The difference is that the Pharisee keeps score, and the Tax Collector cries out God be merciful to me a sinner. One who is missing God, one who is in need of God, one who has nothing apart from God. To know we are dead is the beginning of resurrection. Score keeping blinds us to our own death.
This parable is the invitation to stop keeping score. To acknowledge and hold before God the dead places of our lives, the failures, disappointments, the breakups and breakdowns, the emptiness, sufferings addictions the places where we no longer dream, have visions or prophesy
That’s what the Tax Collector did. The Tax Collector went home justified. Not because he was good, or better than the Pharisee, he wasn’t. But because he offered God a dead life not a scorecard. God did not withhold anything from the Pharisee. God simply gave him what he asked for. Nothing.
For the Tax Collector, God’s mercy has opened a door to a new life, a new world, a new self understanding, a relationship with God. We don’t know what happened to him after he got home, but we know this – a choice now lay before him, the choice to walk into his own resurrection, or remain dead.
It does not tell us how the story ends. It tells us rather, how it begins. The beginning of a new story, a new life, a choice God sets before each one of us. It is a choice we make every time we tally up the points, It is a choice every time we cry out for mercy,
We here in this church, in this land, are in the unique and privileged position to be able to make that decision. The average salary in this country puts us in the richest one percent of the world’s population. Imagine that. You and me, are richer than 99% of the rest of the world. Not because we worked hard, Not because we are ‘better’, but through an accident of birth.
That is why this ministry team, this benefice will be doing all it can to raise awareness of human trafficking, of the plight of the migrant and the refugee, to work as Christ did, to care for the poor, the disadvantaged, the hopeless…
I’m going to finish with a prayer that is attributed to Mother Theresa (of Kolkata) or perhaps more a saying:
She writes: People are often unreasonable, irrational, self centred — Forgive them anyway
If you are kind, people may accuse you of selfish or ulterior motives — Be kind anyway
If you are successful, you will win some unfaithful friends and some genuine enemies. — Succeed anyway
If you are honest and sincere, people may deceive you — be honest and sincere anyway
What you spend years creating, others could destroy overnight — Create anyway
If you find serenity and happiness, some maybe jealous — be happy anyway
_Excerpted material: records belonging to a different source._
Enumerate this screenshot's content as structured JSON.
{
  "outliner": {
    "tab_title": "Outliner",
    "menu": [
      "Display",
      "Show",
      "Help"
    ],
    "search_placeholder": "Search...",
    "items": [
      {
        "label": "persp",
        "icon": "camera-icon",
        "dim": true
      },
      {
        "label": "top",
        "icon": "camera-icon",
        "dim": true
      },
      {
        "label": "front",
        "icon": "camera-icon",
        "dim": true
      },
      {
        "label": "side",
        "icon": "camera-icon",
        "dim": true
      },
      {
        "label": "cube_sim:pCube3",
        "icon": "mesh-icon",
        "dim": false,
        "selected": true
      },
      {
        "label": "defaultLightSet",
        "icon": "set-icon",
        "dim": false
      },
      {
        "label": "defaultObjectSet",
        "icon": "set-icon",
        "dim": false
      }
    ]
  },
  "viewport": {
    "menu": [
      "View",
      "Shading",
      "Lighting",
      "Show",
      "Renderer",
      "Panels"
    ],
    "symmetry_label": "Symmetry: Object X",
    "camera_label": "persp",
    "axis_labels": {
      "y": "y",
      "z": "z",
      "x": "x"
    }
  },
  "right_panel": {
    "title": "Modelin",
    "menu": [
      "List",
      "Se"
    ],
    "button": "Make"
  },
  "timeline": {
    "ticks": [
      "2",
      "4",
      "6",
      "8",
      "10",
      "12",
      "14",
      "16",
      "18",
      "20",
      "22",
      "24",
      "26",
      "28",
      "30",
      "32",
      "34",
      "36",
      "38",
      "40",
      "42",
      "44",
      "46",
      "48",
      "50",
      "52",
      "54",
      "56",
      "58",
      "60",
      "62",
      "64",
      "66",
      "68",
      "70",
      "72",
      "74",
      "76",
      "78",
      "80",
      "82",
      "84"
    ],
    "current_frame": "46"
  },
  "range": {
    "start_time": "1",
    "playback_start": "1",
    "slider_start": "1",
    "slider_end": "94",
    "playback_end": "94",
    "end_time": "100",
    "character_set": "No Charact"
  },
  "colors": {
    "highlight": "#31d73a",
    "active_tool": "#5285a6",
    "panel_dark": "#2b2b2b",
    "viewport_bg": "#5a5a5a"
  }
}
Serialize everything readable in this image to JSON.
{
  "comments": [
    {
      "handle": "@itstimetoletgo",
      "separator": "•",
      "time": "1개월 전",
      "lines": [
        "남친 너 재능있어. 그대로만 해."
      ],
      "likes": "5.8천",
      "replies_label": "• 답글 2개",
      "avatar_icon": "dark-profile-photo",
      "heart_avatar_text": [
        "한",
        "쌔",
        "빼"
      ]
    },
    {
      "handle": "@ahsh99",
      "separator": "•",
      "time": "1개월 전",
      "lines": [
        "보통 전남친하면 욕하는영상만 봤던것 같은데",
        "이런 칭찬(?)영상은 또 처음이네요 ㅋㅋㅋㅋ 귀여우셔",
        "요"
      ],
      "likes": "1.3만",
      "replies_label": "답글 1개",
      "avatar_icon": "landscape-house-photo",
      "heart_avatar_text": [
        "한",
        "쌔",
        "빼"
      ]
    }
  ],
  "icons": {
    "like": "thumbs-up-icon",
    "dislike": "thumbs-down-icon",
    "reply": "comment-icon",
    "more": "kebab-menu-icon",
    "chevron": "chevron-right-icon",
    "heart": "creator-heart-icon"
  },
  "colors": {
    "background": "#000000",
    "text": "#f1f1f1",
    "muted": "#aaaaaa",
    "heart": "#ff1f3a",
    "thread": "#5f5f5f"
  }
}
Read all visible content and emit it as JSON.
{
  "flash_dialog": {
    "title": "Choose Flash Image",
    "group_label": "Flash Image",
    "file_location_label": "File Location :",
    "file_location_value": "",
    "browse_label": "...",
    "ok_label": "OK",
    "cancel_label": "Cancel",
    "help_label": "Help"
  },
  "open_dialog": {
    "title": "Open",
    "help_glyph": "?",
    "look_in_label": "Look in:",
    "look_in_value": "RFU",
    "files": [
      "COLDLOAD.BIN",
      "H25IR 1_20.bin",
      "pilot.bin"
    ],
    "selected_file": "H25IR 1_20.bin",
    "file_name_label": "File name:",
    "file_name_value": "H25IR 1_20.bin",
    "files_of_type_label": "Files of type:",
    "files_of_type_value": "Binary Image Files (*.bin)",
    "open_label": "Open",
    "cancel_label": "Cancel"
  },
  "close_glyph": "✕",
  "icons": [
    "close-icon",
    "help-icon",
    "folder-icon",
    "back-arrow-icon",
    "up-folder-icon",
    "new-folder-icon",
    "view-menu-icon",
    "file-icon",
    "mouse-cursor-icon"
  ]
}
The good you do today will often be forgotten — do good anyway
Give the best you have, and it will never be enough — give your best anyway
In the final analysis it is between you and God. It was never between you and them anyway.